By SUSAN CALLAHAN, Associate Editor and Featured Columnist
Remember when the way to lose way was to avoid eating carbohydrates? Well, that was so "2017". The new and surprisingly good news for those of us who secretly love or cars is that starch --- yes, starch! --- may soon become the new next thing.
How can this be? How can the enemy become the savior?
It happens because, the truth is, that the entire message about carbohydrates ruining your health was too general a message. Not all starches are bad for your health.
Here is the evidence. Almost every single civilization on Earth that has a disproportionate percentage of long-living people include starch as a major component of their diets.
Take the Japanese. The Japanese currently are the longest living race of people on Earth, when you include both men and women. They currently live to the ripe old age of 85 on average, according to the World Heath Organization.
Rice is a staple of the Japanese diet. Typically, the Japanese eat vegetables and starch as the main part of their plate. Protein is a side dish, taking up less than 20% of their calories consumed. Remember that 20% figure.
Take the Chinese. Again, rice is the staple of their diets, with fish as a side dish. Their have rates of cancer and heart disease that are half those in the US.
In Africa, starches make up the majority of the calories eaten, and meat is a side dish. They too have rates of cancer and heart disease that are half those of the US.
Within the US, Seventh Day Adventists have been studied extensively by researchers because they have very low rates of heart disease and cancer. They follow a vegetarian diet, with potatoes, pasta, vegetables taking center stage and meat non-existent.

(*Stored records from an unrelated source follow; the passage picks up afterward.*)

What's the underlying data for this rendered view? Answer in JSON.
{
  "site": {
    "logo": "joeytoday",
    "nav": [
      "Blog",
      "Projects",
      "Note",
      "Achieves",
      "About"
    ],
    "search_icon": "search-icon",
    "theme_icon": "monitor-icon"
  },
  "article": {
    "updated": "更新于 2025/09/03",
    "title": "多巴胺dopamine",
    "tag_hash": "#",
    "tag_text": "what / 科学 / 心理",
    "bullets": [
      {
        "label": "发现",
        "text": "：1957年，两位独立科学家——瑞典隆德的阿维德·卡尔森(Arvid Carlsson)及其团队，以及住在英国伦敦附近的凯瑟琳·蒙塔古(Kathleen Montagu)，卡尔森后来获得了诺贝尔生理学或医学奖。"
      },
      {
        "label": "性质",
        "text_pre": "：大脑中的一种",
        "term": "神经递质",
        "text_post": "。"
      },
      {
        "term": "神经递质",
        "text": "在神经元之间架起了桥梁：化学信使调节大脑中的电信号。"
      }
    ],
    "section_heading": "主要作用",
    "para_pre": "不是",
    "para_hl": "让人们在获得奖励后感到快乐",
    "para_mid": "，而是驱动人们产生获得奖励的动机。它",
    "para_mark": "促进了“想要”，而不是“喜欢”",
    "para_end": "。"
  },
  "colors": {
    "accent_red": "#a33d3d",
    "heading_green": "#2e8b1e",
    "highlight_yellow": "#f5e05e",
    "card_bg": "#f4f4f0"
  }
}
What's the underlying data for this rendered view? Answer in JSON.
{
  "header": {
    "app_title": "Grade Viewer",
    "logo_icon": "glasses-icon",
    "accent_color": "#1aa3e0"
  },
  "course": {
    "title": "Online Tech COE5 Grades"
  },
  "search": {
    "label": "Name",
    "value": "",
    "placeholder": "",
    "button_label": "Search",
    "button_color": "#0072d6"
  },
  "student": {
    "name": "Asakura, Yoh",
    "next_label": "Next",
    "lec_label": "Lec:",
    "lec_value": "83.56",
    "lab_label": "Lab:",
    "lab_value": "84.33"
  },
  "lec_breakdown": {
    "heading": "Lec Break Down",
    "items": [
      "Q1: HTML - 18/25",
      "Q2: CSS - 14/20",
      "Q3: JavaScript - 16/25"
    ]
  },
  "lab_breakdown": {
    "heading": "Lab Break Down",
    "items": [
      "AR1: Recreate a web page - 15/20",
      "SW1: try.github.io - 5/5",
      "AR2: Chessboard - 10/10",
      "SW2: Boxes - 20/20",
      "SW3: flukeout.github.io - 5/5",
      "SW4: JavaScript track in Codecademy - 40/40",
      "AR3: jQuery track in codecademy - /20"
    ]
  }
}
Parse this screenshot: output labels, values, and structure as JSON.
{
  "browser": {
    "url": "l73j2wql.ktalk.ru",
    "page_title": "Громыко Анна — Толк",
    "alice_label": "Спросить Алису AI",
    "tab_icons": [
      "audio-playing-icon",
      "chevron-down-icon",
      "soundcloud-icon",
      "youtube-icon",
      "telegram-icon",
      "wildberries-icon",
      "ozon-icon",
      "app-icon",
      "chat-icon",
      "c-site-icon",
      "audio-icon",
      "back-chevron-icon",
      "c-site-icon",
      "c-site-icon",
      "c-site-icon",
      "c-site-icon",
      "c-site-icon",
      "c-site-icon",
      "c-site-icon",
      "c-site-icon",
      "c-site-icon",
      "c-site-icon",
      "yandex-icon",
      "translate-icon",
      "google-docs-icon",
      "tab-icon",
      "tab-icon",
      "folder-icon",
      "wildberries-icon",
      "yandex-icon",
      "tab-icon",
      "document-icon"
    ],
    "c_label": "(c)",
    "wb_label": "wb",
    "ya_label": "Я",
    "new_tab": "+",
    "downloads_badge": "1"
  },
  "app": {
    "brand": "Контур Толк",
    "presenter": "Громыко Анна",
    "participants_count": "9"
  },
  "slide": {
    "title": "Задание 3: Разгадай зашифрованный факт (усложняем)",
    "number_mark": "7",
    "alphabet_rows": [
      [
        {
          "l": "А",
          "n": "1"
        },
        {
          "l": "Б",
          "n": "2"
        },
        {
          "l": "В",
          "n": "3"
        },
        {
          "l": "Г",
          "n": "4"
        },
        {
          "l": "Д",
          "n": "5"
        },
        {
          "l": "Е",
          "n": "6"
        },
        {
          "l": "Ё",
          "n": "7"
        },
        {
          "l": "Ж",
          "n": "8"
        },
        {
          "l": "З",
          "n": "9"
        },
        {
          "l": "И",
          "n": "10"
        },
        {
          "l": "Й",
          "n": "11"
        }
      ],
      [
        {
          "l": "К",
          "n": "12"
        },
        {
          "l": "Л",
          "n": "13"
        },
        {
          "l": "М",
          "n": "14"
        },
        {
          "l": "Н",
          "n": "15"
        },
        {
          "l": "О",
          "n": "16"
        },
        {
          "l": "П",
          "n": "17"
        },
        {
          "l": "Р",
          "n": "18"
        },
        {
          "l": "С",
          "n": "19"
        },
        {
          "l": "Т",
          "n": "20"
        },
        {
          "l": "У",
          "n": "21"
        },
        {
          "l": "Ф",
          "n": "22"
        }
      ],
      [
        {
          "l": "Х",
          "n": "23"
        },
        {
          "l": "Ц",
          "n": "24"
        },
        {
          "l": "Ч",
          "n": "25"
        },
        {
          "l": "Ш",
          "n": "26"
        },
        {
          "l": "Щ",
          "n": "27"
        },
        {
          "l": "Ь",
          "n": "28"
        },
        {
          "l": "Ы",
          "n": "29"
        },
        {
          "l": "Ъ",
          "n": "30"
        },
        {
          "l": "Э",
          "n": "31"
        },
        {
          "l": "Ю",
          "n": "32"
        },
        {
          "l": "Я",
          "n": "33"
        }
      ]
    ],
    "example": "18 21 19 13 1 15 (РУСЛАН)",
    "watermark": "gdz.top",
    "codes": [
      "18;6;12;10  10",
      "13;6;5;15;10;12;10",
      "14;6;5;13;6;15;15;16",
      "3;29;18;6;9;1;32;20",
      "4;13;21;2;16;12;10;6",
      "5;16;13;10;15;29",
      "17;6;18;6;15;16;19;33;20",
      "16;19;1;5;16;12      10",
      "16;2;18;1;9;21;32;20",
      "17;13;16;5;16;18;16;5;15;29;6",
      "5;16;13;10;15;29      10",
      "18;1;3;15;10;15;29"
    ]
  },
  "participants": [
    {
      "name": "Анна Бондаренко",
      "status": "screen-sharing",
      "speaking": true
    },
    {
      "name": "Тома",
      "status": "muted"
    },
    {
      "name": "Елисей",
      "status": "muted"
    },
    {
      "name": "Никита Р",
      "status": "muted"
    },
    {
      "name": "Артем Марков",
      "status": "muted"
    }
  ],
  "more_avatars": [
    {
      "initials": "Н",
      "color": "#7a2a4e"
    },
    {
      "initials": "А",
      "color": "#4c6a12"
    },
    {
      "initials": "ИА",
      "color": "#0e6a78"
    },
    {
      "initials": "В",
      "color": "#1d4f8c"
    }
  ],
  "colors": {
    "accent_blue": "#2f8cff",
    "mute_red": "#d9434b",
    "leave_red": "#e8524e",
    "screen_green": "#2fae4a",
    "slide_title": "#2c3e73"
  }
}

Most people who tout starch as a central part of the diet trace their beliefs to Dr. Robert McDougall. McDougall suffered a massive stroke at age 18 after eating a diet high in animal fats. he then changed his diet to emphasize plants and starches such as potatoes. He has been in excellent health since then and today is a lean, athletic 70 year old.
Rabbit Starvation Helps to Explain Why Starches Can Get You Healthy
When we eat a diet that is rich in starches and low in fat, we lose weight. If fat is lowered to 10% of the diet, we lose weight rapidly, a phenomenon known as "rabbit starvation." The name comes from the experiences of trappers and hunters in the woods of Canada and North America who in centuries past, learned that people who ran out of wild game t hunt and who were left with only rabbits to eat through the winter, withered away to near death. Unlike deer, pigs, cows and other animals, rabbits have very little fat, and eating them will not give your body enough fat to live on.
We can simulate rabbit starvation by simply lowering the amount of fat in our diet. Cut the proportion of meat down and increase the amount of potatoes, vegetables of all types and whole grains such as oats, rye and barley.
Add soups made from butternut squash, pumpkin and celery to round out or replace your evening meals. You will find, surprisingly, that you wake up feeling more refreshed. You will fall to sleep more easily and ,yes, you will lose weight.
Starches to Continue to Avoid
White flour is a starch that you should continue to avoid. It has little nutritional value and it raises your blood sugar levels rapidly. Avoid breads and pancakes made from white wheat flour as well as flour-based desserts.